The tweet he's referring to - which, given the look of genuine embarrassment on his face, I'm slightly regretting bringing up - was written the day before we sit down together in an East London pub, and read simply, "I hate interviews."
It's not the most promising thing to read while gearing up to do just that - but the conversation that follows somewhat belies this sentiment. Though he clearly has a hard time talking about himself - "I just don't like hyping something up" - Tiggs (so called because he used to wear bags and hats with Tigger on them in school) is calm and quietly assured.
When I ask how he'd sum up his live show to someone who knew nothing of him, his answer is beautifully concise, and makes no attempts at faux modesty: "Crazy, energetic, spontaneous, unconventional, witty... Er, yeah!"
We'll be presenting a night at XOYO headlined by the magnificent Petite Meller, and also featuring the must-hear acts K.Flay and Tiggs Da Author. For tickets and information, head here.
Watch the video for 'Georgia' below
After spending his early childhood in Tanzania, Tiggs moved to London at the age of eight. By eleven, he had discovered music - but his tastes lived and died by what his friends thought was cool. For a long time, this was grime and only grime. "At that age you don't really care about anything else if your friends don't care about it," he explains. "The second I left school I kinda started loving music a bit more, started listening to a lot more music. I went back to Tanzania and I started listening to some African jazz music, and that's when my mindset changed.
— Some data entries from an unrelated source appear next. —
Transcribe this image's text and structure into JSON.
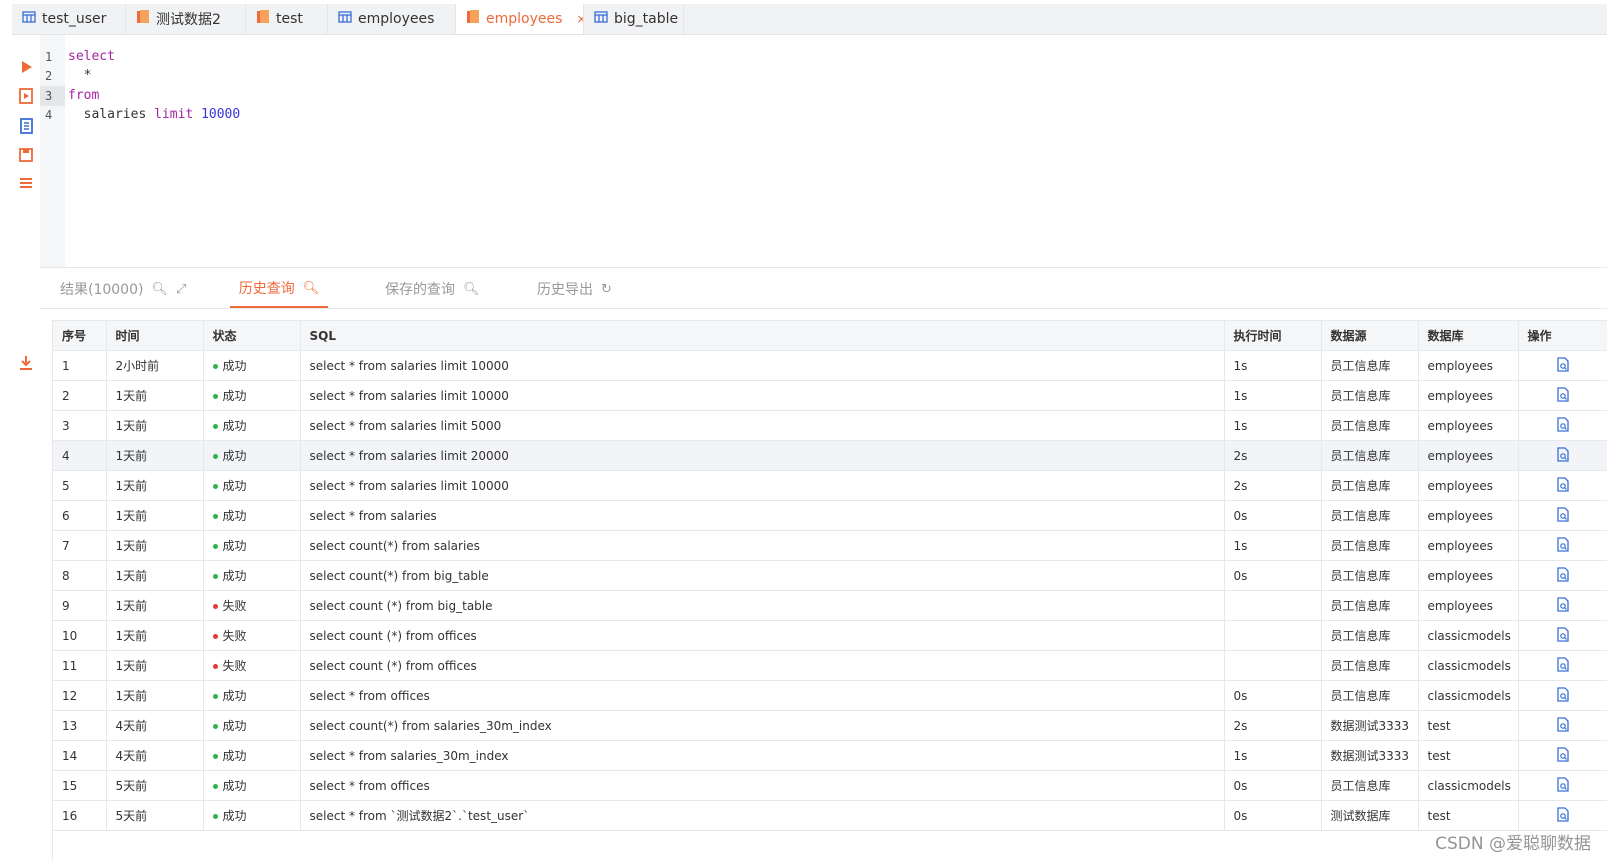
{
  "tabs": [
    {
      "label": "test_user",
      "icon": "table-icon",
      "width": 114
    },
    {
      "label": "测试数据2",
      "icon": "database-icon",
      "width": 120
    },
    {
      "label": "test",
      "icon": "database-icon",
      "width": 82
    },
    {
      "label": "employees",
      "icon": "table-icon",
      "width": 128
    },
    {
      "label": "employees",
      "icon": "database-icon",
      "width": 128,
      "active": true,
      "close": "×"
    },
    {
      "label": "big_table",
      "icon": "table-icon",
      "width": 100
    }
  ],
  "editor": {
    "lines": [
      "1",
      "2",
      "3",
      "4"
    ]
  },
  "result_tabs": {
    "results": "结果(10000)",
    "history": "历史查询",
    "saved": "保存的查询",
    "export": "历史导出"
  },
  "table": {
    "headers": [
      "序号",
      "时间",
      "状态",
      "SQL",
      "执行时间",
      "数据源",
      "数据库",
      "操作"
    ],
    "rows": [
      {
        "n": "1",
        "time": "2小时前",
        "status": "成功",
        "ok": true,
        "sql": "select * from salaries limit 10000",
        "dur": "1s",
        "src": "员工信息库",
        "db": "employees"
      },
      {
        "n": "2",
        "time": "1天前",
        "status": "成功",
        "ok": true,
        "sql": "select * from salaries limit 10000",
        "dur": "1s",
        "src": "员工信息库",
        "db": "employees"
      },
      {
        "n": "3",
        "time": "1天前",
        "status": "成功",
        "ok": true,
        "sql": "select * from salaries limit 5000",
        "dur": "1s",
        "src": "员工信息库",
        "db": "employees"
      },
      {
        "n": "4",
        "time": "1天前",
        "status": "成功",
        "ok": true,
        "sql": "select * from salaries limit 20000",
        "dur": "2s",
        "src": "员工信息库",
        "db": "employees"
      },
      {
        "n": "5",
        "time": "1天前",
        "status": "成功",
        "ok": true,
        "sql": "select * from salaries limit 10000",
        "dur": "2s",
        "src": "员工信息库",
        "db": "employees"
      },
      {
        "n": "6",
        "time": "1天前",
        "status": "成功",
        "ok": true,
        "sql": "select * from salaries",
        "dur": "0s",
        "src": "员工信息库",
        "db": "employees"
      },
      {
        "n": "7",
        "time": "1天前",
        "status": "成功",
        "ok": true,
        "sql": "select count(*) from salaries",
        "dur": "1s",
        "src": "员工信息库",
        "db": "employees"
      },
      {
        "n": "8",
        "time": "1天前",
        "status": "成功",
        "ok": true,
        "sql": "select count(*) from big_table",
        "dur": "0s",
        "src": "员工信息库",
        "db": "employees"
      },
      {
        "n": "9",
        "time": "1天前",
        "status": "失败",
        "ok": false,
        "sql": "select count (*) from big_table",
        "dur": "",
        "src": "员工信息库",
        "db": "employees"
      },
      {
        "n": "10",
        "time": "1天前",
        "status": "失败",
        "ok": false,
        "sql": "select count (*) from offices",
        "dur": "",
        "src": "员工信息库",
        "db": "classicmodels"
      },
      {
        "n": "11",
        "time": "1天前",
        "status": "失败",
        "ok": false,
        "sql": "select count (*) from offices",
        "dur": "",
        "src": "员工信息库",
        "db": "classicmodels"
      },
      {
        "n": "12",
        "time": "1天前",
        "status": "成功",
        "ok": true,
        "sql": "select * from offices",
        "dur": "0s",
        "src": "员工信息库",
        "db": "classicmodels"
      },
      {
        "n": "13",
        "time": "4天前",
        "status": "成功",
        "ok": true,
        "sql": "select count(*) from salaries_30m_index",
        "dur": "2s",
        "src": "数据测试3333",
        "db": "test"
      },
      {
        "n": "14",
        "time": "4天前",
        "status": "成功",
        "ok": true,
        "sql": "select * from salaries_30m_index",
        "dur": "1s",
        "src": "数据测试3333",
        "db": "test"
      },
      {
        "n": "15",
        "time": "5天前",
        "status": "成功",
        "ok": true,
        "sql": "select * from offices",
        "dur": "0s",
        "src": "员工信息库",
        "db": "classicmodels"
      },
      {
        "n": "16",
        "time": "5天前",
        "status": "成功",
        "ok": true,
        "sql": "select * from `测试数据2`.`test_user`",
        "dur": "0s",
        "src": "测试数据库",
        "db": "test"
      }
    ]
  },
  "watermark": "CSDN @爱聪聊数据",
  "colors": {
    "accent": "#ee6a3a",
    "success": "#2fb34a",
    "fail": "#e53935",
    "link": "#3a6fd8"
  }
}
"I started digging for music, searching, searching, searching, and the more you do that, the more knowledge you have. It's like you're studying for an exam or something, and you've done all your research, and you hope you know enough."
So his passion for African jazz didn't start while he was living in Tanzania? "When I moved from Tanzania, I was too young, so I wasn't even into music... or I might hear a Michael Jackson song or whatever, and just like it 'cus I like his dancing, but I didn't think too deep of it. I wasn't even thinking about music, I wanted to play football."
Football's eventual loss, though, is music's gain. Tiggs' music, signposted by the playful, soulful jazz of 'Georgia', is a slice of nostalgia served up on a contemporary plate. Already, there's a significant deal of hype around him - not that he lets that pressure affect his ability to write a great song.
"For me, when it comes to music, I don't think I'll ever have issues with writing songs, 'cus I feel like that is my thing. That's what I do, so I never worry if I have enough music. I don't think that'll be an issue I'll have."
He pauses, and a playful grin flashes across his face. "But hey, maybe I need to do more interviews! Those are the issues I'll be having."
Gigwise presents Petite Meller, K.Flay, Tiggs Da Author and special guests at XOYO as part of London's Community Festival on Wednesday 4 November. For tickets and more information, visit here.